We will continue with our “one chapter per week” schedule.  I hope you will consider joining us as we practice our faith!  

The reading schedule is listed below.


Faith Practice #3 Reading Schedule...

for the week starting…

(Book 1)

April 12 – Psalm 1

April 19 – Psalm 2

April 26 – Psalm 3

May 3 – Psalm 4

May 10 – Psalm 5

May 17 – Psalm 6

May 24 – Psalm 7

May 31 – Psalm 8

June 7 – Psalm 9

June 14 – Psalm 10

June 21 – Psalm 11

June 28 – Psalm 12

July 5 – Psalm 13

July 12 – Psalm 14

July 19 – Psalm 15

July 26 – Psalm 16

August 2 – Psalm 17

August 9 – Psalm 18

August 16 – Psalm 19

August 23 – Psalm 20

August 30 – Psalm 21

September 6 – Psalm 22

September 13 – Psalm 23

September 20 – Psalm 24

September 27 – Psalm 25

October 4 – Psalm 26

October 11 – Psalm 27

October 18 – Psalm 28

October 25 – Psalm 29

November 1 – Psalm 30

November 8 – Psalm 31

November 15 – Psalm 32

November 22 – Psalm 33

November 29 – Psalm 34

December 6 – Psalm 35

December 13 – Psalm 36

December 20 – Psalm 37

December 27 – Psalm 38

January 3 – Psalm 39

January 10 – Psalm 40

January 17 – Psalm 41


The Book of Psalms, which is generally believed to be the most widely read of all the books in the Old Testament, is part hymnbook, part prayer book, part wisdom literature, and part anthology of poems that express the religious feelings of the Israelites throughout the various periods of their national history. The subject matter of the Psalms is astonishingly broad. On one hand, it proclaims praise and prayer for God Most High (Psalm 50:14), and on the other, it embraces human experience as intimate as lamenting a lost mother (Psalm 35:14). The Book of Psalms has a special significance for understanding the religious life of ancient Israel.
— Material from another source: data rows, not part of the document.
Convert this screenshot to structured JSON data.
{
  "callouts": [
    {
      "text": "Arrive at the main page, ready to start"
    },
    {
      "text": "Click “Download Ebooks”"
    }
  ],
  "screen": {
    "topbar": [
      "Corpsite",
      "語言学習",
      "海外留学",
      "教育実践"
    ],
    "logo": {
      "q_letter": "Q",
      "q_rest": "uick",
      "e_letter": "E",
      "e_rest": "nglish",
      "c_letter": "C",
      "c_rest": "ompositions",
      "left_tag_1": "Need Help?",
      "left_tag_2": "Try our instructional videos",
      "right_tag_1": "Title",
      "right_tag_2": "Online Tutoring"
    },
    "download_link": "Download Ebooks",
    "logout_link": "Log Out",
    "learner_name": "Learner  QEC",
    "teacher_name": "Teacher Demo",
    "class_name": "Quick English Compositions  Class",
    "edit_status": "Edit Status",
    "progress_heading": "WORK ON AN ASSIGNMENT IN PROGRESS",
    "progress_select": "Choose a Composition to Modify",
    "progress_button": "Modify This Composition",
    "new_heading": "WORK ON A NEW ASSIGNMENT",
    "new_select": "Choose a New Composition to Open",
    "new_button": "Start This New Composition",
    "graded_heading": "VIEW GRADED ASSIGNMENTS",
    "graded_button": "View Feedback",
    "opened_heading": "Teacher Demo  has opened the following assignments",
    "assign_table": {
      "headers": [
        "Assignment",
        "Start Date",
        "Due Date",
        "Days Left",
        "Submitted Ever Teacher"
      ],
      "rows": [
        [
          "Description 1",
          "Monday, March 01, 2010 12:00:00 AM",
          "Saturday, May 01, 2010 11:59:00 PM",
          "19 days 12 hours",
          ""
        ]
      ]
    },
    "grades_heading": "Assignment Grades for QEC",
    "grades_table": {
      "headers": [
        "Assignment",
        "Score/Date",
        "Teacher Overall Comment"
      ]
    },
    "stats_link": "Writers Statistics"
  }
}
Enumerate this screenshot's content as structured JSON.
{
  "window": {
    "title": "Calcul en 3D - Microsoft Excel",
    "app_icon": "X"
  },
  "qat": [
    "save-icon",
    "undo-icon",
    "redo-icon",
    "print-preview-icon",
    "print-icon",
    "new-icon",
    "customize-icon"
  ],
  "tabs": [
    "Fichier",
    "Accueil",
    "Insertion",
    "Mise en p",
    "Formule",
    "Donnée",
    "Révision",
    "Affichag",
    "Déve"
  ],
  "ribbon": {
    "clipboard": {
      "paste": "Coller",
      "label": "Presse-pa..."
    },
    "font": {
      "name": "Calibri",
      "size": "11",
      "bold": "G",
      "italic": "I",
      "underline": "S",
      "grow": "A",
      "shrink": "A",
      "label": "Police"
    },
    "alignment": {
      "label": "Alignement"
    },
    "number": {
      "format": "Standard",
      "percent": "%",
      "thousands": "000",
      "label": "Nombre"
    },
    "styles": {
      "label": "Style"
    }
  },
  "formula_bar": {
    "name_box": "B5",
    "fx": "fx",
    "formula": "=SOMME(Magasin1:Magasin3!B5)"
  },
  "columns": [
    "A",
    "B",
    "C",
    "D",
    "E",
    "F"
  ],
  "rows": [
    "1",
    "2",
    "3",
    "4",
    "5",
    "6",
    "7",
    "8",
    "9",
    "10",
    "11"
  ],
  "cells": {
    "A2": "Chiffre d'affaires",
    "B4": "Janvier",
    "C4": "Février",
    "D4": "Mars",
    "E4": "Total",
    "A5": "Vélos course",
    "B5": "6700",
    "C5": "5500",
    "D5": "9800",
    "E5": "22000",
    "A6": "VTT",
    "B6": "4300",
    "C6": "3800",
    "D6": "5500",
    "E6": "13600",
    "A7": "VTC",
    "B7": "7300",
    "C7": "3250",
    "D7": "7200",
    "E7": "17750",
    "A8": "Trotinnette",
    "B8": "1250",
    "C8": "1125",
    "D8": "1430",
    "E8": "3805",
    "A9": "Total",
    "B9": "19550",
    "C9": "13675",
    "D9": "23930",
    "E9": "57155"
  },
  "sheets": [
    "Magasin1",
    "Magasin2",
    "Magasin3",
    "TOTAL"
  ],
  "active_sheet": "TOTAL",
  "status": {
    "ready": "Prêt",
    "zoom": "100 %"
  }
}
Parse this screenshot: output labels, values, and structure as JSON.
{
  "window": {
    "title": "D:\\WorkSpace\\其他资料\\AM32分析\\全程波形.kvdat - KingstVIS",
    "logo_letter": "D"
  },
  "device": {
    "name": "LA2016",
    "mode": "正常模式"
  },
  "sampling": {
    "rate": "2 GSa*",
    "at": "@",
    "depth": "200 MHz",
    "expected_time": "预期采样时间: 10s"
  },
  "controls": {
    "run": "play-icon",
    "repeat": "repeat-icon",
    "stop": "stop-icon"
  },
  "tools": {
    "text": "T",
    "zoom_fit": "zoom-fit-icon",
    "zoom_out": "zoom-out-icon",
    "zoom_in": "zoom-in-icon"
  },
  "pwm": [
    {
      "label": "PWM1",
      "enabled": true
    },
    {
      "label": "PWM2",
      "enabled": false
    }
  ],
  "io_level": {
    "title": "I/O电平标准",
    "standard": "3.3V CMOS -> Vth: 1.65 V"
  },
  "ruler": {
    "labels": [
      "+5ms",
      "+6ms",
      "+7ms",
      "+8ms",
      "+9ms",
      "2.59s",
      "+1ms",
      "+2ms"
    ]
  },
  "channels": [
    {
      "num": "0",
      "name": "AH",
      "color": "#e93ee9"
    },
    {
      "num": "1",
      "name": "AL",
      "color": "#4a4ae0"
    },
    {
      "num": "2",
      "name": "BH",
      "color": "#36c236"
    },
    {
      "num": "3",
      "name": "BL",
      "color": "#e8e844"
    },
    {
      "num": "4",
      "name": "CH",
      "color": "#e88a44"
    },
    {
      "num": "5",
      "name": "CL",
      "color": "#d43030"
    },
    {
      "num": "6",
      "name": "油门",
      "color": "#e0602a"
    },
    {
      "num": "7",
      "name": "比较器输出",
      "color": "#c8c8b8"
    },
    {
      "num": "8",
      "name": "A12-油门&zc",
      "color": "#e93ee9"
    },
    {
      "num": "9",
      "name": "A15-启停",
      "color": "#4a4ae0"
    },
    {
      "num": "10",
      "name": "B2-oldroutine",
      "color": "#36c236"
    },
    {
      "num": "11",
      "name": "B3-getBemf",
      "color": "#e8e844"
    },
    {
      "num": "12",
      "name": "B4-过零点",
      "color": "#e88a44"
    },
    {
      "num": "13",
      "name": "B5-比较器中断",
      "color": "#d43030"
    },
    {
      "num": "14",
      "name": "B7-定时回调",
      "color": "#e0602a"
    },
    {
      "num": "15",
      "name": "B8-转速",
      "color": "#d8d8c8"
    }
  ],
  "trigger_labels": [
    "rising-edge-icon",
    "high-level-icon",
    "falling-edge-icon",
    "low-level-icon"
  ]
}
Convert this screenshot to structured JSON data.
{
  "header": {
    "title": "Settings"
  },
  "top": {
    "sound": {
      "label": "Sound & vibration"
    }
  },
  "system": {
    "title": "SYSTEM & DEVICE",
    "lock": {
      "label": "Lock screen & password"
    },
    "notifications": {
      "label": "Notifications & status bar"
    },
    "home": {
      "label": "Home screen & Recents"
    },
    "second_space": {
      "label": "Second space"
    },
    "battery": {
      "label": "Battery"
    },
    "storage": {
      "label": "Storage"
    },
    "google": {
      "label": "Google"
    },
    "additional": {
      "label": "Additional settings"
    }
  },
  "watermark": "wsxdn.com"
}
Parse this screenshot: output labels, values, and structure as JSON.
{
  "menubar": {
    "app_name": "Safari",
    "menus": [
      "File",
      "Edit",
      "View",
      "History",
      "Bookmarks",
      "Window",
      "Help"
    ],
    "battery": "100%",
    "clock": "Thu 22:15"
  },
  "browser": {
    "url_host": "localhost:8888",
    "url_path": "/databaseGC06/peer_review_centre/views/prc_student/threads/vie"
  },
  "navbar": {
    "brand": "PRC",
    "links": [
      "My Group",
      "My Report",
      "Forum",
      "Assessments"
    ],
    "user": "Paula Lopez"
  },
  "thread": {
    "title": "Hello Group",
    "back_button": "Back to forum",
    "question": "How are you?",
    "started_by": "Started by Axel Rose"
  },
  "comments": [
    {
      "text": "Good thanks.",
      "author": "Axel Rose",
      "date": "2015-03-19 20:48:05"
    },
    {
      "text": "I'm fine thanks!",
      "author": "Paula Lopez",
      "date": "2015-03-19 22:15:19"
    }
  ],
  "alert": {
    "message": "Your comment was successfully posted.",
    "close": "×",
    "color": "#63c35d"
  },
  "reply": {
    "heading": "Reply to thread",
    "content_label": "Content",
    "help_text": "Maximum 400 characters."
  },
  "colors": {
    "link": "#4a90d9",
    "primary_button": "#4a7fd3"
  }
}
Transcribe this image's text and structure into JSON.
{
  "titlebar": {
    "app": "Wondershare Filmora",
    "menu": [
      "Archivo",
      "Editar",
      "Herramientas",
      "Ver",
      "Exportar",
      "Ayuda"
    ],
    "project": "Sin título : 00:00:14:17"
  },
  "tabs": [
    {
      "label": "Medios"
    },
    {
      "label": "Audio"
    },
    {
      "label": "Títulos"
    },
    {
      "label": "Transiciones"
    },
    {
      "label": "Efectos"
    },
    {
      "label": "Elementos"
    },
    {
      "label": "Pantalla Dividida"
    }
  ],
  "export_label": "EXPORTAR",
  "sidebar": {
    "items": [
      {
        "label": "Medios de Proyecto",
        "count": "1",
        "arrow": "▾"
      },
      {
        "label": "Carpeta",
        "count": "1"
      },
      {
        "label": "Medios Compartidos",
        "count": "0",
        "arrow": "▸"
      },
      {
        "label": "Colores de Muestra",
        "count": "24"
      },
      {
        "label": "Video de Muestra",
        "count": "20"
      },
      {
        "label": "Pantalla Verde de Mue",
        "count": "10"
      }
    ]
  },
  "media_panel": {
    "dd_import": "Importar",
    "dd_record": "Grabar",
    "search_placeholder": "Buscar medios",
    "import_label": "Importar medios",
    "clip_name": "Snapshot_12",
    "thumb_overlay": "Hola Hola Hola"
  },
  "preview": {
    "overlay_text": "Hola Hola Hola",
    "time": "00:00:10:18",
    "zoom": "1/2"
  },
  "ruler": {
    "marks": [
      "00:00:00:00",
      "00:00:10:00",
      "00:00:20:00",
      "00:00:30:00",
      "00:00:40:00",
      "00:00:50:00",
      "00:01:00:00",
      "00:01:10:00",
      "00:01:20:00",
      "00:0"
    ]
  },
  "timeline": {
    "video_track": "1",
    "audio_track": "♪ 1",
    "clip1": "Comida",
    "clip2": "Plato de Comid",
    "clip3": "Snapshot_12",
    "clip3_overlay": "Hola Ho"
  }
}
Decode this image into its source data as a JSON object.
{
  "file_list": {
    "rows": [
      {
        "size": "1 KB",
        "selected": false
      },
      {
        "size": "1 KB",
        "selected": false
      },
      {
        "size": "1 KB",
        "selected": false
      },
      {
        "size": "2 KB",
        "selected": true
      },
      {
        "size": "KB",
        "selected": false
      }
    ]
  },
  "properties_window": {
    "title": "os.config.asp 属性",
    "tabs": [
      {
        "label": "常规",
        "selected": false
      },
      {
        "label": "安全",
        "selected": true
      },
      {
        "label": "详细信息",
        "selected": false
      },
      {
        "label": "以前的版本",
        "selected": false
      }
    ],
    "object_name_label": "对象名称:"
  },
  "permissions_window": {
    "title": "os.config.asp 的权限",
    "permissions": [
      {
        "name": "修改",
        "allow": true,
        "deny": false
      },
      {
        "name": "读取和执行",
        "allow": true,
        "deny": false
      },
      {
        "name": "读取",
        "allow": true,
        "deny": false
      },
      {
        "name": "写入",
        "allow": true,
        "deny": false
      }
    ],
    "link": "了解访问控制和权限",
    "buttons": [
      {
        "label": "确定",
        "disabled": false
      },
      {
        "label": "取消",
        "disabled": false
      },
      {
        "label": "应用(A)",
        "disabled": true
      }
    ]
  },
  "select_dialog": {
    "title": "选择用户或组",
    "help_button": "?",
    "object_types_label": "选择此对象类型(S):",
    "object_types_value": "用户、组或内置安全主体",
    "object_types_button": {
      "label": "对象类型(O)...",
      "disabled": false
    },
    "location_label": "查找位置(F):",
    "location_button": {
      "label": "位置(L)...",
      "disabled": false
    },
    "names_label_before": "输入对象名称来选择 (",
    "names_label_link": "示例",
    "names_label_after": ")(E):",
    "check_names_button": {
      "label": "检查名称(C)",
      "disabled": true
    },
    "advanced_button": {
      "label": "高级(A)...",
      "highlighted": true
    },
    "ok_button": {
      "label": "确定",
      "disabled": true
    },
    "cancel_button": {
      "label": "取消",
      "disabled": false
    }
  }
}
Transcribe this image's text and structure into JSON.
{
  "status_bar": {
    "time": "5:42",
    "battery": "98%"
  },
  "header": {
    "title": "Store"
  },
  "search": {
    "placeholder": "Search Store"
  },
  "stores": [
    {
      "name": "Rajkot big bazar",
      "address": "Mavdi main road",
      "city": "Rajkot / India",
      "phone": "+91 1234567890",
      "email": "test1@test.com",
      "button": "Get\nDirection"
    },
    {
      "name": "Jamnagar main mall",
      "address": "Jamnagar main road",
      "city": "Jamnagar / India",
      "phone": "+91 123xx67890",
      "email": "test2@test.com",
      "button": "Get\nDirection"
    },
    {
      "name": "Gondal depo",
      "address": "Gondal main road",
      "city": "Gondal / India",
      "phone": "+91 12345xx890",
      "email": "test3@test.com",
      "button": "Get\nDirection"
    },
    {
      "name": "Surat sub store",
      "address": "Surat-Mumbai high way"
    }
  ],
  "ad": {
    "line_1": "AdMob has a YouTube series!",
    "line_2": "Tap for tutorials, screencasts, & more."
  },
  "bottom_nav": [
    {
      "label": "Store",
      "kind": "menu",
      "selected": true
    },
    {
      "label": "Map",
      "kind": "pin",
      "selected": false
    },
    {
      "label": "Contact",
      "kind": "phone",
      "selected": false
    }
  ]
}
The prophets and scribes provide some insight concerning what the Hebrews thought, but the psalms give the clearest indication of what the Hebrews felt. Here, we find a revelation of the hopes, the joys, the sorrows, the loyalties, the doubts, and the aspirations of the human heart.

The Psalms are of varying length (but most are pretty short) and there are a lot of them, however, we will continue with our ‘one chapter per week’ reading plan.  Over the course of the next few years (150 Psalms!), we will discuss the different types of Psalms (lament, praise, worship, royal, etc.) and the different uses for Psalms.  One suggestion is praying through the Psalms.  Augustine of Hippo said, “If the psalm prays, you pray. If the psalm laments, you lament. If the psalm exalts, you rejoice. If it hopes, you hope. If it fears, you fear. Everything written here is a mirror for us.” As you pray the Psalms, you will learn how to pray in every season, whether rejoicing with those who rejoice or mourning with those who mourn.